Associations of sleep problems with ADHD symptoms: Findings from the Shandong Adolescent Behavior and Health Cohort (SABHC).

Icon for Silverchair Information Systems Related Articles

Associations of sleep problems with ADHD symptoms: Findings from the Shandong Adolescent Behavior and Health Cohort (SABHC).

Sleep. 2019 Dec 02;:

Authors: Liu X, Liu ZZ, Liu BP, Sun SH, Jia CX

Abstract
STUDY OBJECTIVES: Sleep problems and symptoms of attention-deficit hyperactivity disorder (ADHD) in adolescence are common. No longitudinal studies have examined the prospective associations between sleep and subsequent ADHD symptoms in adolescents. This study examined the prospective associations between sleep problems and subsequent ADHD symptoms in a large sample of adolescents.
METHODS: Participants included 7,072 adolescents from the Shandong Adolescent Behavior and Health Cohort (SABHC) study in Shandong, China. Participants were initially assessed in November-December of 2015 and were reassessed one-year later in 2016. Sleep duration, sleep problems and psychosocial information were collected using a structured questionnaire. ADHD symptoms were measured by the Achenbach Child Behavior Checklist-Youth Self-Report.
RESULTS: At baseline, 7.6% participants had clinically relevant ADHD symptoms, which were highly comorbid with sleep problems including insomnia symptoms, poor sleep quality, symptoms of restless legs syndrome (RLS), frequent snoring, and short sleep duration. Of the 6,531 participants without clinically relevant ADHD symptoms at baseline, 4.5% reported clinically relevant ADHD symptoms at 1-year follow-up. After adolescent and family covariates were adjusted for, insomnia (OR = 2.09, 95%CI = 1.45 – 3.02), RLS (OR = 1.47, 95%CI = 1.02 – 2.11), and frequent snoring (OR = 2.30, 95%CI = 1.36 – 3.90) were all significantly associated with subsequent ADHD symptoms.
CONCLUSION:  ADHD symptoms and sleep problems are highly comorbid. Insomnia, RLS and frequent snoring appear to be significant predictors of subsequent ADHD symptoms.

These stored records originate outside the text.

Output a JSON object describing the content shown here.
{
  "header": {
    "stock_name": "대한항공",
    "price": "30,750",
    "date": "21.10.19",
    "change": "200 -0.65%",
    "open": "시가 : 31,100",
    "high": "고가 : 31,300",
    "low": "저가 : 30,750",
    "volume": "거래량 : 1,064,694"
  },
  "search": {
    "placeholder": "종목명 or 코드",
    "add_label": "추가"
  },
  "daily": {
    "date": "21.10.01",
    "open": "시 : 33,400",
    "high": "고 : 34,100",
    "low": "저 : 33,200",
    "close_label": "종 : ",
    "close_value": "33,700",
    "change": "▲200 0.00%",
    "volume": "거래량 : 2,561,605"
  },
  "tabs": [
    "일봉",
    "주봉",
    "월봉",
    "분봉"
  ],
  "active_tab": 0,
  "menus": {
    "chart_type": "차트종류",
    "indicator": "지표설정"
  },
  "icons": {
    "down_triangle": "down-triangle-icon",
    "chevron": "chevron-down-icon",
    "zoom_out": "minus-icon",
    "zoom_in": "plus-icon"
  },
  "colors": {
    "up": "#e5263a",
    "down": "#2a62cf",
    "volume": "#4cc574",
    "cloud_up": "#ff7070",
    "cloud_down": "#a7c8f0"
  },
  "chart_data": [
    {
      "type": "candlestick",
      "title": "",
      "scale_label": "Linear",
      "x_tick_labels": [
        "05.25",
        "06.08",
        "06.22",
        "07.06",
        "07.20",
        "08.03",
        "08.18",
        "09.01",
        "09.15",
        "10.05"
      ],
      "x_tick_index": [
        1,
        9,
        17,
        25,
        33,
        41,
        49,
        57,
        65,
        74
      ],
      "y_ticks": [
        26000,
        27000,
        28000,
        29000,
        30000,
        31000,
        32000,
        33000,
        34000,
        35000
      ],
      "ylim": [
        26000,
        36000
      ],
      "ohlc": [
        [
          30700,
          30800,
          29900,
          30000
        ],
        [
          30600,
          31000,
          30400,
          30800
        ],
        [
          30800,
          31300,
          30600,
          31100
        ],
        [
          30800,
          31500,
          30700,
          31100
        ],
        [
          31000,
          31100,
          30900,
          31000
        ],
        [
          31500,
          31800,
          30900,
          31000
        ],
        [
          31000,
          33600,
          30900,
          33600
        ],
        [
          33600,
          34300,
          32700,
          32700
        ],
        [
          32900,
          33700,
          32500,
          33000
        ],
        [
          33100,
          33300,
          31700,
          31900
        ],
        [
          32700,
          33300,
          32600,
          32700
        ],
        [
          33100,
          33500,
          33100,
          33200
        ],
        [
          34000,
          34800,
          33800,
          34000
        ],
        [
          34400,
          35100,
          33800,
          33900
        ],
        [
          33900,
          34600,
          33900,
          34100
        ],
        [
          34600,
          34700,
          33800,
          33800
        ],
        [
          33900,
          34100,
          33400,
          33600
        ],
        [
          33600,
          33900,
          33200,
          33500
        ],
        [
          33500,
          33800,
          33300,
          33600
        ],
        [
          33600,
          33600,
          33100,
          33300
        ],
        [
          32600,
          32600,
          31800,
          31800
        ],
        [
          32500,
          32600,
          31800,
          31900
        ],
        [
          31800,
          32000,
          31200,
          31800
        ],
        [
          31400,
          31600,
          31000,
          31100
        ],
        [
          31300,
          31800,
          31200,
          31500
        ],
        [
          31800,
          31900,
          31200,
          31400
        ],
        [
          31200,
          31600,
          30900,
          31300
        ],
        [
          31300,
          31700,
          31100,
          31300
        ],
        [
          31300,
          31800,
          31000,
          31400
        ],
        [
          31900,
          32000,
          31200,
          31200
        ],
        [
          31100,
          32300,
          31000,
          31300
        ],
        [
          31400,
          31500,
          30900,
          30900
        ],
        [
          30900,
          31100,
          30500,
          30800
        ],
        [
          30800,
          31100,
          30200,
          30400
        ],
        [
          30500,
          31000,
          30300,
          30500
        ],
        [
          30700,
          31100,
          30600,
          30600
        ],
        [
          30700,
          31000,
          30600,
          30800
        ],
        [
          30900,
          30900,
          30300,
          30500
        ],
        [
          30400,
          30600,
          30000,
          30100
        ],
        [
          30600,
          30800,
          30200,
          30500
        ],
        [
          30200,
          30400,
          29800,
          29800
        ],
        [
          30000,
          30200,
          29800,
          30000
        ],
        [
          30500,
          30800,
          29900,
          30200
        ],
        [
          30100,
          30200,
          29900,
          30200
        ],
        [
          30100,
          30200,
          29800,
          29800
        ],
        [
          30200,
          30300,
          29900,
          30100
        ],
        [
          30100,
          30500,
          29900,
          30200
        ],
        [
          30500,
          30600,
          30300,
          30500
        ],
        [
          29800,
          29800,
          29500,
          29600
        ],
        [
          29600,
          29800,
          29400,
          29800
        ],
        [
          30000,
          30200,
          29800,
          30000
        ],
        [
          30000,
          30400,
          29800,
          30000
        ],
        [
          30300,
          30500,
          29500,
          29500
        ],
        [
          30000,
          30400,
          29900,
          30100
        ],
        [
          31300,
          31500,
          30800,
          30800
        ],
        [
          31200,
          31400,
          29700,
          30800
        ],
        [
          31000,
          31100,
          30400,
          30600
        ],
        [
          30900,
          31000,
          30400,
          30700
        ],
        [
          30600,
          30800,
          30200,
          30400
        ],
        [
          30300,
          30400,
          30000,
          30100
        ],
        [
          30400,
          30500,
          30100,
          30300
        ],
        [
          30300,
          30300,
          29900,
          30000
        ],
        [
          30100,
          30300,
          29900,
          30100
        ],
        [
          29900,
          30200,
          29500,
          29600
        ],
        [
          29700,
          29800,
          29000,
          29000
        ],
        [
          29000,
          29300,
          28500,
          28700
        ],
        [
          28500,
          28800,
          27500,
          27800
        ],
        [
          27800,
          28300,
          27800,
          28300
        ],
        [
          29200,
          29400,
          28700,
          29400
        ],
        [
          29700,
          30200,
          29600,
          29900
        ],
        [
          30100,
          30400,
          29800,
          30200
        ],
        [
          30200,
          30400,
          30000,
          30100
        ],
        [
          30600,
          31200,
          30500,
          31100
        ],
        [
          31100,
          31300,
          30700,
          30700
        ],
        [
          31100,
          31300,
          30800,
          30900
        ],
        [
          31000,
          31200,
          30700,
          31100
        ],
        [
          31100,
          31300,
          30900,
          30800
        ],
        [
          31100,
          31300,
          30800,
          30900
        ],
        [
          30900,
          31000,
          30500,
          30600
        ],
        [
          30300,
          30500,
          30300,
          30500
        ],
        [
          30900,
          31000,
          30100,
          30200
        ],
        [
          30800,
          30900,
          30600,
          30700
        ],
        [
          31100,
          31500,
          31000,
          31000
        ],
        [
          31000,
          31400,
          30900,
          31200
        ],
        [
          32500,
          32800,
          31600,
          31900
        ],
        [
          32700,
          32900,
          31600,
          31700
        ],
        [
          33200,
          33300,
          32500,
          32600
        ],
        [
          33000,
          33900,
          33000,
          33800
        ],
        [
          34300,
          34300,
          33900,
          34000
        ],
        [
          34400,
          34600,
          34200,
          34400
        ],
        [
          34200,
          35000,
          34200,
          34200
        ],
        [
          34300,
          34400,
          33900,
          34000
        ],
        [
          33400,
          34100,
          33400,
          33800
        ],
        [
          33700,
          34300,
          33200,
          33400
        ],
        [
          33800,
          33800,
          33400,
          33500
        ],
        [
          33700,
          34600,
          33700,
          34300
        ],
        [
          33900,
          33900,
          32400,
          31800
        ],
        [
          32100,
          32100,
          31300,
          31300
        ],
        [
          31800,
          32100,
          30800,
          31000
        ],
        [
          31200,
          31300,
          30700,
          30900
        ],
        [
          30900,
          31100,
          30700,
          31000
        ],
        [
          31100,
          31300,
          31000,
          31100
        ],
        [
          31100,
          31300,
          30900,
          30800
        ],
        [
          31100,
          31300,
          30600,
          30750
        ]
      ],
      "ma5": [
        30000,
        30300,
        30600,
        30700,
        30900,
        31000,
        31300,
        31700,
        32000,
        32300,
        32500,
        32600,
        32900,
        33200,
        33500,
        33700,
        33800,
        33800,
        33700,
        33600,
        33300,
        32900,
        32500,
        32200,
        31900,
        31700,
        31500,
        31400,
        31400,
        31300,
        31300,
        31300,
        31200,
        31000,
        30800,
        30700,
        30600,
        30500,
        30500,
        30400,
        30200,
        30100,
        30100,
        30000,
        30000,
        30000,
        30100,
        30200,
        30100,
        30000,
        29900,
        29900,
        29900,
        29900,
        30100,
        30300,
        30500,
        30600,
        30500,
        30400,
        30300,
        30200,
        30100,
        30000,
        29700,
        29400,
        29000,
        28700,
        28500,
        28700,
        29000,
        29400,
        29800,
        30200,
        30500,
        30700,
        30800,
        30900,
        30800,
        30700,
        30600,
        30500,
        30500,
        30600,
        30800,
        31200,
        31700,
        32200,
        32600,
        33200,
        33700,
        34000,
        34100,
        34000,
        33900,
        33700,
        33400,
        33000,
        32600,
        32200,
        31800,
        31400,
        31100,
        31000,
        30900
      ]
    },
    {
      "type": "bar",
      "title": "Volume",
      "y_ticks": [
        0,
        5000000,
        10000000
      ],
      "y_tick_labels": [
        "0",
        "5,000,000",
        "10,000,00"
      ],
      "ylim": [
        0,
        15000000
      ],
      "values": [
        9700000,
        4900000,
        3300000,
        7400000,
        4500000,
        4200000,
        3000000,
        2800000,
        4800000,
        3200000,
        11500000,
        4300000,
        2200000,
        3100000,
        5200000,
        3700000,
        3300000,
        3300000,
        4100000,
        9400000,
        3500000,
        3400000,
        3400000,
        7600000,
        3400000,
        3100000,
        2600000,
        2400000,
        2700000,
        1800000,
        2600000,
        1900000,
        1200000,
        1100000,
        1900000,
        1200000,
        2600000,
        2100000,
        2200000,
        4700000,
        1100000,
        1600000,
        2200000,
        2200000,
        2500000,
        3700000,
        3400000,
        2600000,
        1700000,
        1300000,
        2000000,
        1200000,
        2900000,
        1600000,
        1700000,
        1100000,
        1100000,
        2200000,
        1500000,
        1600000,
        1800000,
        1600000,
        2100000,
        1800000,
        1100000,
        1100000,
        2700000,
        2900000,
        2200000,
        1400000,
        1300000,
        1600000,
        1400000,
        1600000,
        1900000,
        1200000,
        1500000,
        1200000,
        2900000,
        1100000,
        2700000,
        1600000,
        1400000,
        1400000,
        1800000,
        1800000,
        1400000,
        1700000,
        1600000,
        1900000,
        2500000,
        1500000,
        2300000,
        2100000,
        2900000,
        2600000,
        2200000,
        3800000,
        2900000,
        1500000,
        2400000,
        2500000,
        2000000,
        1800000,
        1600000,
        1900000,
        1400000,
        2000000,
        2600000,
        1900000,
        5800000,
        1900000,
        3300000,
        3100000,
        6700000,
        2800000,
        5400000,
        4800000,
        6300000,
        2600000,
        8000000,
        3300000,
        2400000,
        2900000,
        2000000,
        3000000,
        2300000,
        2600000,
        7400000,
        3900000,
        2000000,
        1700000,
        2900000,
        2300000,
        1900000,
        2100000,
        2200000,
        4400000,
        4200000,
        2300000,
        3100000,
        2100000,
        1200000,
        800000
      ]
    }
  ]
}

Our study highlights the importance of assessing and managing sleep problems for prevention and clinical treatment of ADHD symptoms in adolescence.

PMID: 31790135 [PubMed – as supplied by publisher]

via https://www.ncbi.nlm.nih.gov/pubmed/31790135?dopt=Abstract


Post a Comment

Your email is never published nor shared. Required fields are marked *

You may use these HTML tags and attributes: <a href="" title=""> <abbr title=""> <acronym title=""> <b> <blockquote cite=""> <cite> <code> <del datetime=""> <em> <i> <q cite=""> <s> <strike> <strong>